Another qualm of developers were the frontages, which place more restrictions on developments. Finally, there was the “more restrictive” clause, which said that any petition made by developers to change a particular zoning could only be more restrictive.
Isabel Mattox, a lawyer who represents developers, said that while the citywide remapping is necessary, mistakes have been made. She says that in her time on the planning commission, they did not thoroughly discuss the concept of frontages.
“Frontages are one of the most difficult aspects of the UDO and I think it was something that was not vetted extremely well when it was being considered,” Mattox said.
She added though that the remapping is an enormous task. “This is a huge endeavor. Have mistakes been made? Absolutely. But when you get your head around how many pieces are moving, it’s an endeavor.”
What City Council Plans To Do Next
After the public hearing, city council held a work session the following Monday to hear a review of the process and come up with an organized strategy for how to move forward. Steve Schuster provided some insight into that strategy, which he said was discussed at the planning commission meeting on Tuesday.

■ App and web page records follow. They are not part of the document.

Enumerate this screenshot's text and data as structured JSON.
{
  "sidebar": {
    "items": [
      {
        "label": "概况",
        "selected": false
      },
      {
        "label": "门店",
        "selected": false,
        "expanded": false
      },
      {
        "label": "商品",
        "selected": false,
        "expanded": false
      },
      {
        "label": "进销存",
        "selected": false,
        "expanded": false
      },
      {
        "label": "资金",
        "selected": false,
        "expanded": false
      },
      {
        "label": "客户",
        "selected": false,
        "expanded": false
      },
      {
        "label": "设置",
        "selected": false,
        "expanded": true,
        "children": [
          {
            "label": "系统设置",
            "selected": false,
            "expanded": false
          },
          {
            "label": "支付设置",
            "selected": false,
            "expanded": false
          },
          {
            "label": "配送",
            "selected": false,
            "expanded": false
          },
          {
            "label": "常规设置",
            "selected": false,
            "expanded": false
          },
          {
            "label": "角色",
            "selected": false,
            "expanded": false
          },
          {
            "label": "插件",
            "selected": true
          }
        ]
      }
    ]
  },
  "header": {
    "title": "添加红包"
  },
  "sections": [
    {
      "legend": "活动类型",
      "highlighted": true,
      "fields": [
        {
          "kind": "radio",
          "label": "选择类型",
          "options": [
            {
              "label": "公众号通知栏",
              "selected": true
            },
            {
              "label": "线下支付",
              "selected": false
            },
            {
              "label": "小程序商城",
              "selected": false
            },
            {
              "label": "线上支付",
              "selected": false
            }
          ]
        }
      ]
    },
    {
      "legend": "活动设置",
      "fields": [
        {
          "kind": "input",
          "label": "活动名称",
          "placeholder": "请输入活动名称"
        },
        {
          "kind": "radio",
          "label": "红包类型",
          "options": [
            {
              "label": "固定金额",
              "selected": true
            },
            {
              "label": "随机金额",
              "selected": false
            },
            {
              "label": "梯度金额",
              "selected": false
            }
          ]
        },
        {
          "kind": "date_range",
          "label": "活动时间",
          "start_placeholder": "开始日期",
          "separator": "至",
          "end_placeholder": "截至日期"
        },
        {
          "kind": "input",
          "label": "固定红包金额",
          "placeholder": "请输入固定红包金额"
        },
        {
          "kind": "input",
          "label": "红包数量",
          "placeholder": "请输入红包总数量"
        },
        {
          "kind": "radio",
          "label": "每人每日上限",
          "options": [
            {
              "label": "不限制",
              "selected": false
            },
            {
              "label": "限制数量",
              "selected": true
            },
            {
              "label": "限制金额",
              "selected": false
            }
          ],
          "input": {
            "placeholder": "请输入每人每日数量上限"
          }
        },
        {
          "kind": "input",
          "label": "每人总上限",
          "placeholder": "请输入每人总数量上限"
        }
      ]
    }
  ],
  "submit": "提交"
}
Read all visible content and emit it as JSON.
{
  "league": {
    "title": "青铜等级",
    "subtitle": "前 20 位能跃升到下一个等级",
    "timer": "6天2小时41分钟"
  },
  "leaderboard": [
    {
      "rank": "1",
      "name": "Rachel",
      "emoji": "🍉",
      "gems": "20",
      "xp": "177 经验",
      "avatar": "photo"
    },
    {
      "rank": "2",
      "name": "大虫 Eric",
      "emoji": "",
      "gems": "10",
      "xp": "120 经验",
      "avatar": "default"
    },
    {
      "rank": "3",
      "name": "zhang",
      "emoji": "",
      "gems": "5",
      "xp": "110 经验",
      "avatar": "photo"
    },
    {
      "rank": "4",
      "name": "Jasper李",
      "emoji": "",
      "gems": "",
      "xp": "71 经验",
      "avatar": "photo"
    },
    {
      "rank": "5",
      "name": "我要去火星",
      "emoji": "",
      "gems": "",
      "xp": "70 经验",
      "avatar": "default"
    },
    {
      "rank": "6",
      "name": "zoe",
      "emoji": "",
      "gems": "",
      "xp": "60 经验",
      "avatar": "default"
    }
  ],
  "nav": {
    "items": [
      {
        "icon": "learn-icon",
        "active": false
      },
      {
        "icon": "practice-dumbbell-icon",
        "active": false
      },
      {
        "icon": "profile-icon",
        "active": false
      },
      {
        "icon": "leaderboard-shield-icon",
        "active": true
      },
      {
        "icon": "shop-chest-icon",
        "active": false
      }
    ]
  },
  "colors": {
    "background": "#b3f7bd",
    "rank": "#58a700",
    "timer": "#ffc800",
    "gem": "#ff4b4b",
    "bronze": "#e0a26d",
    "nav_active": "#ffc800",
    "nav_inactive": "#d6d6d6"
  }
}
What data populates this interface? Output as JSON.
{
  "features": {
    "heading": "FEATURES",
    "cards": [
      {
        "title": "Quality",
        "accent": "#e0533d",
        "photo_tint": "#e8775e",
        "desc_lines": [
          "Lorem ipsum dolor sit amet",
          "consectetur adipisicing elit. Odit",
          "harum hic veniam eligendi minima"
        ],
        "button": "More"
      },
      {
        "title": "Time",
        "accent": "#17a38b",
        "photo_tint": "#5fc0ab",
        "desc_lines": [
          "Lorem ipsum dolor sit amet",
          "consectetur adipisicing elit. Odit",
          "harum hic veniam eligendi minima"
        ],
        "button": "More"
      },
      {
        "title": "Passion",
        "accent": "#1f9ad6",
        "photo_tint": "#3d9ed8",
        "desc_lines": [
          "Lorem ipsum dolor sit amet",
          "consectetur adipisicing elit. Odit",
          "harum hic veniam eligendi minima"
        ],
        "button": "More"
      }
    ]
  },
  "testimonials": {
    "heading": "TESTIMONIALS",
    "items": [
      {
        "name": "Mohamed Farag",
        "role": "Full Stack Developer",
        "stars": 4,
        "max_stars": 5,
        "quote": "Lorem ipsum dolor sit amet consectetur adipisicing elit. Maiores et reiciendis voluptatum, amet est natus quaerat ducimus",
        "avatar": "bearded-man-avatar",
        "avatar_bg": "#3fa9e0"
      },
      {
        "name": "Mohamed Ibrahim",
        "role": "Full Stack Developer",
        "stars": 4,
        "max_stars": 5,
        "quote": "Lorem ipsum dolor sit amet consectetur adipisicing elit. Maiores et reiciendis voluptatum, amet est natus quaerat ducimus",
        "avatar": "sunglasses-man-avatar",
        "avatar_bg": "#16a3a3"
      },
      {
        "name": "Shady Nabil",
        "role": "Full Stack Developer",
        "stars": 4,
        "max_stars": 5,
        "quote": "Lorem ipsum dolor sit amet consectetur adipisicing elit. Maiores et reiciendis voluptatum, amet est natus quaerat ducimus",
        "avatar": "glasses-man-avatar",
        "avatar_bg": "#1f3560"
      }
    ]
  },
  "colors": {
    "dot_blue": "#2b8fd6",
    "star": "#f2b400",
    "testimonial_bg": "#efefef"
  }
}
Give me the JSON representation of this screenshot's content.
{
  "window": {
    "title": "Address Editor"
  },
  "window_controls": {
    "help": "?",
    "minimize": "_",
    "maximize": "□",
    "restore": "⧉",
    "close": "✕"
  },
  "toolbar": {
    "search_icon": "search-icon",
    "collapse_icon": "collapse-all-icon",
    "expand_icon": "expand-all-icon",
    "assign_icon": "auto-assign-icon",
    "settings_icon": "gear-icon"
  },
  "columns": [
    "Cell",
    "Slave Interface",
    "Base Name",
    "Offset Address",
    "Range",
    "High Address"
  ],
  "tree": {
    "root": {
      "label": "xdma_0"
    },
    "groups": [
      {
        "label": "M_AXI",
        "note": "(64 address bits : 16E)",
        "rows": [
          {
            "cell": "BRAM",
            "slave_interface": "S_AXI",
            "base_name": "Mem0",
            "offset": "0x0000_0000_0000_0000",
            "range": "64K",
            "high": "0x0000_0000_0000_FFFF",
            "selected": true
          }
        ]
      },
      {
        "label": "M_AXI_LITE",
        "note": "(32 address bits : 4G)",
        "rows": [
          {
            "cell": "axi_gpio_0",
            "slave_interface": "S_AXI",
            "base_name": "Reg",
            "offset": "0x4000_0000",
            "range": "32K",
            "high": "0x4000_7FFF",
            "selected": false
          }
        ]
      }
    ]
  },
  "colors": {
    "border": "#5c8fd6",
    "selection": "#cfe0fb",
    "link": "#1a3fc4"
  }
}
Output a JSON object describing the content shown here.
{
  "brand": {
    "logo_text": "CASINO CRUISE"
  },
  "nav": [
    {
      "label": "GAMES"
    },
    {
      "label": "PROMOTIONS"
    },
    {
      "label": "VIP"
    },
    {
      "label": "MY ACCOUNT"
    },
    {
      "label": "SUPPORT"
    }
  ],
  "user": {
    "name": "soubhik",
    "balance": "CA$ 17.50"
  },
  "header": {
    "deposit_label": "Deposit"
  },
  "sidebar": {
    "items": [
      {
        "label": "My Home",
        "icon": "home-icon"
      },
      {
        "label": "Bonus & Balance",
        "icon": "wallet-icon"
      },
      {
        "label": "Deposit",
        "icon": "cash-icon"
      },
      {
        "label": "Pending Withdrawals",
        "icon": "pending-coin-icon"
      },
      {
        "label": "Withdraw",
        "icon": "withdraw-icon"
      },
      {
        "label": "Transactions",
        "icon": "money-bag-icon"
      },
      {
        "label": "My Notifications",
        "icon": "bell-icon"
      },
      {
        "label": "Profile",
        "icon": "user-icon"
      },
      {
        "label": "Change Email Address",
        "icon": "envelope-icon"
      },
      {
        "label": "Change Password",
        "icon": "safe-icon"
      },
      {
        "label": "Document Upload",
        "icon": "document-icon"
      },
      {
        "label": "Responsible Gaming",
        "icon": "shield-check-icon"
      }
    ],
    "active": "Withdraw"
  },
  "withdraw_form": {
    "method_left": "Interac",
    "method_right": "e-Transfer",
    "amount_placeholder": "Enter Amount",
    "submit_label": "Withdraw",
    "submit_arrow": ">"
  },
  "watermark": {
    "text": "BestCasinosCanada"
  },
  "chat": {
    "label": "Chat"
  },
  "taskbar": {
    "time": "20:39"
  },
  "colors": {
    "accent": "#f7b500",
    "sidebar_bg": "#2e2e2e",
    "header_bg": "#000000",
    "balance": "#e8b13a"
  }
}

He said that the planning department is taking every comment, summarizing them, putting them into categories, and reaching out to everyone who appeared at the public hearing. They are offering to meeting with all those who spoke one on one and see how the remapping affects their property.
Schuster added that it was good for every citizen to have the opportunity to speak directly to their elected officials.
“This is once in a lifetime operation and we need to get this as right as we can, and that’s not happening overnight,” Schuster said.